Sometimes it’s the permanent teeth that are the problem. They may develop in a poor position, making it likely for them to either grow in abnormally or become impacted and “stuck” in the bone. Your dentist can detect a problem with certain x-rays early, even years before they grow in. Radiographs such as a panoramic x-ray show all the teeth, including the ones that are still developing and not yet present in the mouth. A Cone Beam CT scan gives even more information, as it is a 3-D image of the area.

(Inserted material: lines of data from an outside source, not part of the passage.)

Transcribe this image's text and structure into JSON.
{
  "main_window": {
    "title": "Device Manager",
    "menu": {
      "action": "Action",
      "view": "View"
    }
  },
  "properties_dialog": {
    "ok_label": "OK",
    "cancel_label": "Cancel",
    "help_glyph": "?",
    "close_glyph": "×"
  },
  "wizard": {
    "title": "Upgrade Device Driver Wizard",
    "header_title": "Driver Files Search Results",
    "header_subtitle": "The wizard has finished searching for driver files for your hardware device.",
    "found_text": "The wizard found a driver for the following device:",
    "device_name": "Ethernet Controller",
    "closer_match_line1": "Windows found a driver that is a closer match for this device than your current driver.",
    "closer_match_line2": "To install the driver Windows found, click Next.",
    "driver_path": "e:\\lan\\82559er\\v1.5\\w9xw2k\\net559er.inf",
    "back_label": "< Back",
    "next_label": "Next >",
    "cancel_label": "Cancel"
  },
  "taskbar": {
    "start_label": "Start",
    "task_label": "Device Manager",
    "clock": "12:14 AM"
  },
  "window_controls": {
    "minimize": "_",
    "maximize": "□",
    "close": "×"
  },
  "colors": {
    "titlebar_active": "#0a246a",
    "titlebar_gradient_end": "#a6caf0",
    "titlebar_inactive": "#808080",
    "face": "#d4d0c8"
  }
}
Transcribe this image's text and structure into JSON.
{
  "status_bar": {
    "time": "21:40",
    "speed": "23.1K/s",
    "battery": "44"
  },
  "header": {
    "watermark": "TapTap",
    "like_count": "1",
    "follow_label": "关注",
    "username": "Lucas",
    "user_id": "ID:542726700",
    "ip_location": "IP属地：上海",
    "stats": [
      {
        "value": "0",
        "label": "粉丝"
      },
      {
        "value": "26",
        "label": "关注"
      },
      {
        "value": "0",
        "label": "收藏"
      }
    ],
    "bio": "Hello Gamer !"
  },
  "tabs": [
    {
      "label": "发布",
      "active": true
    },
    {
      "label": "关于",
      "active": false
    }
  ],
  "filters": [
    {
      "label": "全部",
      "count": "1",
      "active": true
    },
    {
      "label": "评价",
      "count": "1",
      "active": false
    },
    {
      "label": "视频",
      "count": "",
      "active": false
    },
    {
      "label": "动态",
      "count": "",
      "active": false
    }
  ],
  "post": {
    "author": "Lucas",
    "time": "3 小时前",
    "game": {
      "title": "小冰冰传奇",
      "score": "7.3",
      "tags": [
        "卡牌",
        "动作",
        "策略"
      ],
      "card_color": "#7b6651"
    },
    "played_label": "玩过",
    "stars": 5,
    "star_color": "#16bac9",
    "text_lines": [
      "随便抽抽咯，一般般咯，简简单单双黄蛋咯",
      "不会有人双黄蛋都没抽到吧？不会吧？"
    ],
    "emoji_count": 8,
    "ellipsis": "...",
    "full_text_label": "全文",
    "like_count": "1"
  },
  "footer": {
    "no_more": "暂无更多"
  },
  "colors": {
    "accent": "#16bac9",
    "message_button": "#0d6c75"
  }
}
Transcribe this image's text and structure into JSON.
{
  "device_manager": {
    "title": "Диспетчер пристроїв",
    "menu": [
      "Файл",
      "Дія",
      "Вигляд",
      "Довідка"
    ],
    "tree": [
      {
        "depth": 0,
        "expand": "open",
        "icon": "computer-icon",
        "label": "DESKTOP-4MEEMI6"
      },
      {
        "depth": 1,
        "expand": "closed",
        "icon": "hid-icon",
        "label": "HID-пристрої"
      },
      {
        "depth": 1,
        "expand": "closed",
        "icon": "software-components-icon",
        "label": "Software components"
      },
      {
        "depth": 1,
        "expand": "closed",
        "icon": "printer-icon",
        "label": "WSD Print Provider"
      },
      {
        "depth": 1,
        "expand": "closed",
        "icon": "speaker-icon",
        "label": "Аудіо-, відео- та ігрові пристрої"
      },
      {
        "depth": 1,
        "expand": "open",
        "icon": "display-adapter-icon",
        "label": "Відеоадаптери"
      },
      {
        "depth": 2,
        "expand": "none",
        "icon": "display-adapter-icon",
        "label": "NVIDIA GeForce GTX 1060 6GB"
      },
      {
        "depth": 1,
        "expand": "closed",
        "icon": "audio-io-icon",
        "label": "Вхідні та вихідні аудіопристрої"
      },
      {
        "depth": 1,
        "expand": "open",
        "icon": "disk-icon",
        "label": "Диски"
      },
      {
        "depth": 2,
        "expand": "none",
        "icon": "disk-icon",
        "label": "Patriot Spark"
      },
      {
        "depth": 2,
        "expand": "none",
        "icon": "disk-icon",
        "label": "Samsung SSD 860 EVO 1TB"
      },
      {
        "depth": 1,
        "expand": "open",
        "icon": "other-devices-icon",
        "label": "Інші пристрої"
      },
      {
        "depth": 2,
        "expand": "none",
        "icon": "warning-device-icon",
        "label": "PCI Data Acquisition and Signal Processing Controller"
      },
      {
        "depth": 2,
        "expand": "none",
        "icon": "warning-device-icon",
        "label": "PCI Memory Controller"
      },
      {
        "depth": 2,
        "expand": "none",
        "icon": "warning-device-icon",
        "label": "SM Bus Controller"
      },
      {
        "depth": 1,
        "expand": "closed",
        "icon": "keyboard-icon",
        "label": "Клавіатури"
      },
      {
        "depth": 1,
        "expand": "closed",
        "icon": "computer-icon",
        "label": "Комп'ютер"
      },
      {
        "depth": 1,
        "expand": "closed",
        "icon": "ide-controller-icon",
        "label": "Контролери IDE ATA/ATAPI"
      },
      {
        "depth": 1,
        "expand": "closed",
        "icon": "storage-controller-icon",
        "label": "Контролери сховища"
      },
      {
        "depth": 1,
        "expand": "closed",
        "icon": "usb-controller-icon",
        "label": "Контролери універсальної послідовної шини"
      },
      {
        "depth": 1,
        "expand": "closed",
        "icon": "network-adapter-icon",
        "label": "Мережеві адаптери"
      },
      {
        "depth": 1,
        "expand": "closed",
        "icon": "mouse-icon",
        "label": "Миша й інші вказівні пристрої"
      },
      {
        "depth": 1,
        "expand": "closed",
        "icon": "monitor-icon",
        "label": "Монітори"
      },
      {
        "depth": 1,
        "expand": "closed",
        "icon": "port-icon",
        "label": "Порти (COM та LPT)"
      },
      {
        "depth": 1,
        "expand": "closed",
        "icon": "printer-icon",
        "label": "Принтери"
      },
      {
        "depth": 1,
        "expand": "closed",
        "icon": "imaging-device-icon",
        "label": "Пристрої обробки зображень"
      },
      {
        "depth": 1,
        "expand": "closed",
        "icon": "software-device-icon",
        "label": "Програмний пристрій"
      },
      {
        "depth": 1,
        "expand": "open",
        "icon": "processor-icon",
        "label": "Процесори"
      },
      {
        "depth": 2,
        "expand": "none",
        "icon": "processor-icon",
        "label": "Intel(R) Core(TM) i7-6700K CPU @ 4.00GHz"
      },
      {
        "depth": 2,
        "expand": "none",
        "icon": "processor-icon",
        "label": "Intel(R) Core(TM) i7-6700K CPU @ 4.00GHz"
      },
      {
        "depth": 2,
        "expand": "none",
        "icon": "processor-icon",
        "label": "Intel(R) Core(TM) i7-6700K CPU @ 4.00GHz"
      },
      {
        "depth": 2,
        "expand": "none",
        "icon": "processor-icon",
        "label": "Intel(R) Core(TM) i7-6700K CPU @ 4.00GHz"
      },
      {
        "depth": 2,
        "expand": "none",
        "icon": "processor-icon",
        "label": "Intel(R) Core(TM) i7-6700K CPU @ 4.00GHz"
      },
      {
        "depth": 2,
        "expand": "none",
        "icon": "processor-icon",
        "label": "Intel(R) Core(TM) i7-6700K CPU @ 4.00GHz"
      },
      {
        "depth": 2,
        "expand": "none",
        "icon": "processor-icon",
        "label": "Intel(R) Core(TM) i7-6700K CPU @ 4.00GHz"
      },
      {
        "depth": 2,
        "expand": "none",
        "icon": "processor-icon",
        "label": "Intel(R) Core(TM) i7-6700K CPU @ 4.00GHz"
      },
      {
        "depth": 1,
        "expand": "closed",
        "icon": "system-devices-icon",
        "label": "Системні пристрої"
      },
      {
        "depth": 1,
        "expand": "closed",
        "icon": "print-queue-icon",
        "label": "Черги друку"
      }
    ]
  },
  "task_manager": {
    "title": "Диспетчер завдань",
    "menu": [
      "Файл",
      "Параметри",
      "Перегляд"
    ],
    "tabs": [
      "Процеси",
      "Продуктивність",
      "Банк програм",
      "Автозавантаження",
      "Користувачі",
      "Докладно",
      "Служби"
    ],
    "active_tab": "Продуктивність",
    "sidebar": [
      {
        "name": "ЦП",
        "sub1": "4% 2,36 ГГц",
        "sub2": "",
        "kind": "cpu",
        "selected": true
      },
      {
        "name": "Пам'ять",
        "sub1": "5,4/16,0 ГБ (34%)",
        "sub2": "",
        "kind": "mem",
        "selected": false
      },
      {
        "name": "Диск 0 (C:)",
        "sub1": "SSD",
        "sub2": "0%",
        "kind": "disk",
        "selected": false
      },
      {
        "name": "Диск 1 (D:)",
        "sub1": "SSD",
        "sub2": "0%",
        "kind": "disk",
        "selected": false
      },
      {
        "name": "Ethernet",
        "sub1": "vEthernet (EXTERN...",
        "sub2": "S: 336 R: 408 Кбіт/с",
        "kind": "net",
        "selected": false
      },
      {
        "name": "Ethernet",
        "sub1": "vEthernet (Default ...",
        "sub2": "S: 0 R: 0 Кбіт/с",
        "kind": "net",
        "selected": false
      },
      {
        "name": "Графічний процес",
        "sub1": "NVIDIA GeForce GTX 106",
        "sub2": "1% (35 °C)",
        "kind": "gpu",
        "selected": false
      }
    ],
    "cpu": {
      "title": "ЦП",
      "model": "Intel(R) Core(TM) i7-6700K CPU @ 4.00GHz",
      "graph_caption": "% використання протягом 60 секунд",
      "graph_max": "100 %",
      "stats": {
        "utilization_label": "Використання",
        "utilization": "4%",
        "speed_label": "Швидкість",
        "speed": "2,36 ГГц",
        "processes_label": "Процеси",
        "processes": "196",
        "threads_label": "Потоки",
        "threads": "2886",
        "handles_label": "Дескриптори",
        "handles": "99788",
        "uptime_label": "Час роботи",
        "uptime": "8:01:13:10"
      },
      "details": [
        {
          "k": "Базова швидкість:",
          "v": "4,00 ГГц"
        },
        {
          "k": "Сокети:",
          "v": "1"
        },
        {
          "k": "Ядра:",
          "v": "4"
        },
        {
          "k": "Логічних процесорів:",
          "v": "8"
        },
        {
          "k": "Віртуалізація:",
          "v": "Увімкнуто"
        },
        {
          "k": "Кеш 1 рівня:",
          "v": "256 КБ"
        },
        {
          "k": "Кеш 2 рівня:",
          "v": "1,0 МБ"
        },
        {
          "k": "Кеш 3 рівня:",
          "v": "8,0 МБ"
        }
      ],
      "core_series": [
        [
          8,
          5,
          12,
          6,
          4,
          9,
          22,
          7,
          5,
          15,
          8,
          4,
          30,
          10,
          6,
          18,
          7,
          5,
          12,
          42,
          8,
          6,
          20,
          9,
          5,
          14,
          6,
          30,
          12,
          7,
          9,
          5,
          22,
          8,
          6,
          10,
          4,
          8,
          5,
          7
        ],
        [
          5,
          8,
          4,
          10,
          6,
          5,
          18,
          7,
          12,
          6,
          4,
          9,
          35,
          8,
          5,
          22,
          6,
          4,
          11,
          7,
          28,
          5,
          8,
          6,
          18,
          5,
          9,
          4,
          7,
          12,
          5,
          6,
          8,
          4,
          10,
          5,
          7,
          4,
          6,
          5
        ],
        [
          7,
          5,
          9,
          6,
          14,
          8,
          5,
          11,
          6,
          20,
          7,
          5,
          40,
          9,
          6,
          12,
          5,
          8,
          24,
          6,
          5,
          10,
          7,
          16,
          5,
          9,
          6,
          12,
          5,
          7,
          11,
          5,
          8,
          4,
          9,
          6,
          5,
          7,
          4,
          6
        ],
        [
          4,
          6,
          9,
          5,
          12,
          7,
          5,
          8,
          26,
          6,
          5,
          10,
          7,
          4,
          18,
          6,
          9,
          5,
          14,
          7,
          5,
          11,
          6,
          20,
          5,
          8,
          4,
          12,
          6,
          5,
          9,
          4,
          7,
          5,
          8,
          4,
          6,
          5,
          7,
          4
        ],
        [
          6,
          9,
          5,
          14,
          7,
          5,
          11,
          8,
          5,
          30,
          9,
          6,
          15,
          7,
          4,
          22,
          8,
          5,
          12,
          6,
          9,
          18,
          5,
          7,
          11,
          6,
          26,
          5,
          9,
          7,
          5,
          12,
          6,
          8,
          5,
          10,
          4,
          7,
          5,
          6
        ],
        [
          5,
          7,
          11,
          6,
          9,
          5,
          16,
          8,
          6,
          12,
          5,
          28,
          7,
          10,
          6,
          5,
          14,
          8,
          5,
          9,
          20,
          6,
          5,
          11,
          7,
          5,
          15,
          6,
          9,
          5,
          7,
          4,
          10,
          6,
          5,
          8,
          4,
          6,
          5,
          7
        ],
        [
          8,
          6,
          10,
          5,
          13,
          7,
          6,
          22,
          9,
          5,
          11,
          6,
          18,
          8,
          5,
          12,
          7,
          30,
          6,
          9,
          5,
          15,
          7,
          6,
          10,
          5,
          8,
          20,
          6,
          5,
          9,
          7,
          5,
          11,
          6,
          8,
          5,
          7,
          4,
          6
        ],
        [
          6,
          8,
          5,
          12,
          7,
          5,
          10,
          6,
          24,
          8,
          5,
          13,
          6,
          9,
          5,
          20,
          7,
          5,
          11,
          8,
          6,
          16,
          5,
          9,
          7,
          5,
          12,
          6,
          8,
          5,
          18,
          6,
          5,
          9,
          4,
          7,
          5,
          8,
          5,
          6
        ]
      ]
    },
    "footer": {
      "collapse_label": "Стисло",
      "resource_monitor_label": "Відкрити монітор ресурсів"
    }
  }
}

One of the most common teeth that are likely to present in a poor position is the upper permanent canine. Your dentist may recommend the removal of a baby tooth in order to help the associated and poorly positioned permanent tooth come in at a better position. In fact, extracting a primary tooth at the right time may even prevent lengthy orthodontic treatment or surgery in the future. In this case, extraction therapy is considered preventive and beneficial because the extraction of a healthy baby tooth may prevent future problems in the adult tooth.
While your dentist is qualified to recommend and do extractions, each case will vary. Most of the time your dentist will choose to extract the tooth herself. However, in some cases she may refer your child to a specialist such as an oral surgeon to do the procedure. She may feel that the extraction is more difficult due to several complicating factors such as fractures, severe decay, or variations in the normal anatomy of the tooth. Oral surgeons are also able to safely sedate your child in order to make him more comfortable if his is very young, highly anxious, or if the procedure will be more extensive than usual.
Rest assured, your dentist’s decision to refer will be done so with your child’s well-being in mind. Additionally, your dentist may want an evaluation from an orthodontist, who specializes in the evaluation and correction of dental malocclusions. Coordinating treatment with an orthodontist is sometimes necessary in order to achieve the best long-term result, especially if your child has any complicated issues such as congenitally missing teeth or severe crowding.
Primary teeth play an important role in your child’s growth and development and you should make every effort to keep them clean and healthy until they are ready to fall out naturally. If your child’s baby teeth become unhealthy, painful or present as a barrier to the proper growth of the adult teeth then it may be necessary to extract them early. Understanding these situations will help you make the right decision for your child’s over dental health and prepare you to help him get through an otherwise unpleasant experience with flying colors. In the end, the Tooth Fairy will always come and reward your child for losing any baby tooth, whether it has to be pulled or falls out naturally!
In conclusion, it is generally best to let baby teeth fall out naturally. If you have concerns about your child's baby teeth not falling out or if they are experiencing pain, consult with a pediatric dentist for professional advice and guidance.